**Task brief**
The answer must be every line from the entries below that contains "Tijuana".

**Input records**
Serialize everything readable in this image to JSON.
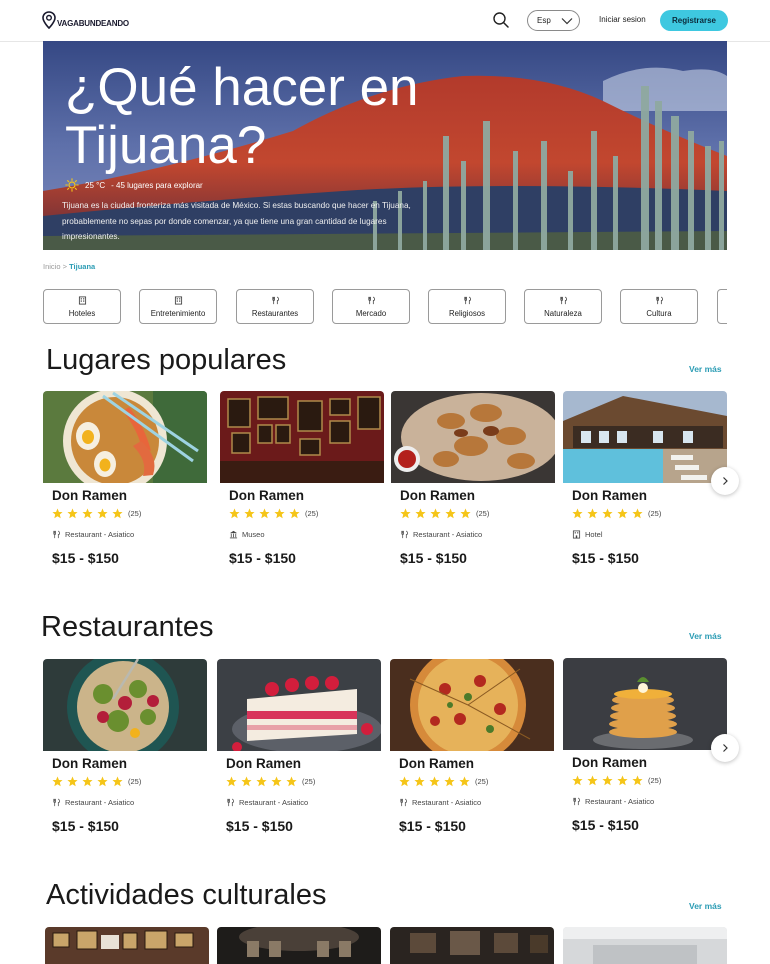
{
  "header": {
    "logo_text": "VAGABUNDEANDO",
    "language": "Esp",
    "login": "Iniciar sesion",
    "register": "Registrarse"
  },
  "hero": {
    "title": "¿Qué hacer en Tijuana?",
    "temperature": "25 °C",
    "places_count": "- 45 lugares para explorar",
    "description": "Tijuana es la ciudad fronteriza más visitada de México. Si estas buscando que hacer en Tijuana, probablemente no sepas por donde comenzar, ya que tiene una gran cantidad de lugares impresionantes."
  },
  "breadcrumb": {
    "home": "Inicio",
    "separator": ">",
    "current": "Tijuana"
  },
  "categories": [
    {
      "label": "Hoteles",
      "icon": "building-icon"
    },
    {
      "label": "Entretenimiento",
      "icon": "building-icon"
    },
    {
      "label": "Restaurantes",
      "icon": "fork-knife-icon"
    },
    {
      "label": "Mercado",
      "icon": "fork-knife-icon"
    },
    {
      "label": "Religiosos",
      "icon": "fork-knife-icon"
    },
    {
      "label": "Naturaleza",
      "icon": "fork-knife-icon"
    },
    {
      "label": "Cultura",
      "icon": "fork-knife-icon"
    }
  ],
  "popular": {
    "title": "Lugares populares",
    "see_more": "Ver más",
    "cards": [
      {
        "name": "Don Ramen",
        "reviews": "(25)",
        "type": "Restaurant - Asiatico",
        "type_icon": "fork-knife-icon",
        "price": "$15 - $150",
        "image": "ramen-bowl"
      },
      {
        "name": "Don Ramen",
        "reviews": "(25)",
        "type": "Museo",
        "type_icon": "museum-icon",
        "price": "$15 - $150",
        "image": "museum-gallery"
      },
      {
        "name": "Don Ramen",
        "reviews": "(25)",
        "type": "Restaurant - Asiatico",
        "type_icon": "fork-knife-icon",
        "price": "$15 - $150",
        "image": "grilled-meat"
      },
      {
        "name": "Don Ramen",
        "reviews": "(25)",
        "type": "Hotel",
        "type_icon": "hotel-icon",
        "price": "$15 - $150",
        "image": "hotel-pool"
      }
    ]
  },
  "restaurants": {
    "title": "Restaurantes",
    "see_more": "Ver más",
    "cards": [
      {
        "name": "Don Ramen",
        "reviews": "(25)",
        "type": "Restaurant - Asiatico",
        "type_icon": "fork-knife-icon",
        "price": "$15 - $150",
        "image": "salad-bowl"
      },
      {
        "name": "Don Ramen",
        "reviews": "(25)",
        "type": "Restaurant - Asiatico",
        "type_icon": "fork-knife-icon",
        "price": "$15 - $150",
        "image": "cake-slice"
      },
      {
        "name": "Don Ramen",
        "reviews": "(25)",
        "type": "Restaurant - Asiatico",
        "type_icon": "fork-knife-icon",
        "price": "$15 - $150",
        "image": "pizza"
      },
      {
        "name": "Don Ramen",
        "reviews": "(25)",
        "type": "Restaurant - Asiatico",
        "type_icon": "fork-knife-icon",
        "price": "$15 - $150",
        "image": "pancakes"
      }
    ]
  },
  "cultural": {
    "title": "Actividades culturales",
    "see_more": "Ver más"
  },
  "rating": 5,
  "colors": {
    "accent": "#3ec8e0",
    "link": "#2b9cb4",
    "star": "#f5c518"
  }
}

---

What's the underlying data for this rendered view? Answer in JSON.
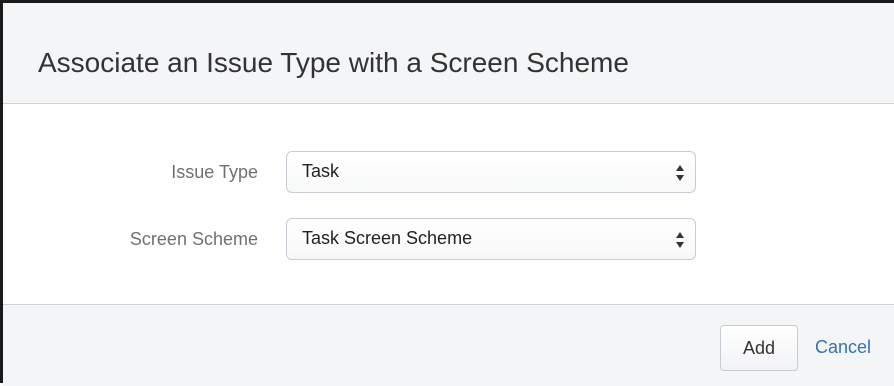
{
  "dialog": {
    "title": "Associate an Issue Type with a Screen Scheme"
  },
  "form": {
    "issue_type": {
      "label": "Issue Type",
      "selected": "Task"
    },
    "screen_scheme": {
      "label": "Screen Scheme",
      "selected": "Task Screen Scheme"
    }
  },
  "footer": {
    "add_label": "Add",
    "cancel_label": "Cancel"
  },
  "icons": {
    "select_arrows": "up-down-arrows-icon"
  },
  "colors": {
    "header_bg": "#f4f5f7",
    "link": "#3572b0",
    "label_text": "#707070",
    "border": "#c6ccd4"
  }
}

**Response below**
    "title": "¿Qué hacer en Tijuana?",
    "description": "Tijuana es la ciudad fronteriza más visitada de México. Si estas buscando que hacer en Tijuana, probablemente no sepas por donde comenzar, ya que tiene una gran cantidad de lugares impresionantes."
    "current": "Tijuana"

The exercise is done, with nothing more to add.